WASHINGTON (BP) – The U.S. Supreme Court narrowly upheld June 30 a state tax credit scholarship program that includes religious schools, thereby maintaining its recent support of the right of faith groups to participate in government programs.
The high court voted 5-4 to overturn a Montana Supreme Court decision that invalidated a state program that provides a tax credit of up to $150 for a donation to a Student Scholarship Organization (SSO). Contributions to SSOs finance scholarships given to families for student tuition at private schools of their choosing. The program approved by the state legislature includes Christian and other religious schools.
The Montana high court invalidated the entire program in a 2018 opinion because the law includes religious schools. In overturning a lower court decision, the Montana justices said the plan violates the state constitution’s “no-aid provision” regarding religious schools.
That prohibition is one of many Blaine Amendments enacted in the 19th Century that discriminated against Catholics and have been used against school-choice programs, according to the Institute for Justice, which argued in behalf of the program before the federal high court. Blaine Amendments – named after a U.S. senator who introduced a similar federal amendment – exist in 37 states, according to the institute.
Religious freedom advocates widely applauded the court’s ruling.
The Southern Baptist, father-and-son law team of Michael and Jonathan Whitehead – co-counsels for significant Trinity Lutheran case who practice in the Kansas City area – praised the high court’s new ruling as “another victory for the principle of equal access” for religious individuals and institutions.
“Parental choice in education is vitally important to the future of America,” they said in a written comment. “Free exercise of religion in making school choice decisions is becoming increasingly important to many parents and grandparents as their children face increasingly hostile world views promoted by many public schools and colleges. Today’s decision by Chief Justice Roberts is a cause for thanksgiving, that our Courts still recognize God’s gift of religious liberty.”
Writing for the majority, Chief Justice John Roberts said the Montana high court’s decision violated the First Amendment clause that guarantees the free exercise of religion.
“The Free Exercise Clause protects against even ‘indirect coercion,’ and a State ‘punishe[s] the free exercise of religion’ by disqualifying the religious from government aid as Montana did here,” Roberts wrote. “The no-aid provisions of the 19th century hardly evince a tradition that should inform our understanding of the Free Exercise Clause.
“A State need not subsidize private education. But once a State decides to do so, it cannot disqualify some private schools solely because they are religious.”
In support of the court’s ruling, Roberts invoked a 2017 decision that defended the right of religious bodies to participate in government programs. In that decision, the high court ruled in a 7-2 opinion the state of Missouri violated the right of Trinity Lutheran Church of Columbia to exercise its faith freely by barring it from participating in a government-run, playground-resurfacing program.

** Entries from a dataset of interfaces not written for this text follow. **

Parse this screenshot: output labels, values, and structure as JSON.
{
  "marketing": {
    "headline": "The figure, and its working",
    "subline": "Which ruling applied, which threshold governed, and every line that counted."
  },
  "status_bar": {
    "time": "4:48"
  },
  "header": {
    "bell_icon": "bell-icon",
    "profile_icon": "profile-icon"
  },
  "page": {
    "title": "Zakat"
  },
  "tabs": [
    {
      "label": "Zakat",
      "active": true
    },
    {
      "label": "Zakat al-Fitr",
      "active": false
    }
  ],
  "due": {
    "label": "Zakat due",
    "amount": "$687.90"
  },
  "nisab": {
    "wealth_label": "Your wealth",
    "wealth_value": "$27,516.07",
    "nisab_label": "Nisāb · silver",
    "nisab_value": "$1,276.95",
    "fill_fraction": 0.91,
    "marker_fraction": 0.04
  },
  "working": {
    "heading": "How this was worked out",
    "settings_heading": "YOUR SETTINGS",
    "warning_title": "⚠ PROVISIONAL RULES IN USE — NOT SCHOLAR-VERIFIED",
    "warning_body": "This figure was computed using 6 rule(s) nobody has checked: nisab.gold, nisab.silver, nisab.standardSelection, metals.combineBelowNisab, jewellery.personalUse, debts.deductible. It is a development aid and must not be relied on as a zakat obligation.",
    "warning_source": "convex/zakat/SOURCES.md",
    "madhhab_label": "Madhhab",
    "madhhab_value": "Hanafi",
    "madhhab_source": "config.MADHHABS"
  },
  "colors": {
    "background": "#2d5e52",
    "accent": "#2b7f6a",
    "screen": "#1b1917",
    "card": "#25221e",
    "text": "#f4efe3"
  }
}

The Trinity Lutheran decision came to “the ‘unremarkable’ conclusion that disqualifying otherwise eligible recipients from a public benefit ‘solely because of their religious character’ imposes ‘a penalty on the free exercise of religion that triggers the most exacting scrutiny,'” Roberts wrote. “The Montana Constitution discriminates based on religious status just like the Missouri policy in Trinity Lutheran, which excluded organizations ‘owned or controlled by a church, sect, or other religious entity.'”
Joining Roberts in the majority were the associate justices who generally make up the high court’s conservative wing: Clarence Thomas; Samuel Alito; Neil Gorsuch; and Brett Kavanaugh.
In a concurring opinion, Thomas said the Supreme Court still needs to address its interpretation of the First Amendment clause prohibiting government establishment of religion, because it “continues to hamper free exercise rights.” The justices’ “overly expansive understanding of the [Establishment Clause] has led to a correspondingly cramped interpretation of the [Free Exercise Clause],” he wrote.
The high court’s liberal wing – Associate Justices Ruth Bader Ginsburg, Stephen Breyer, Sonia Sotomayor and Elena Kagan – dissented.
The ruling came in Espinoza v. Montana Department of Revenue.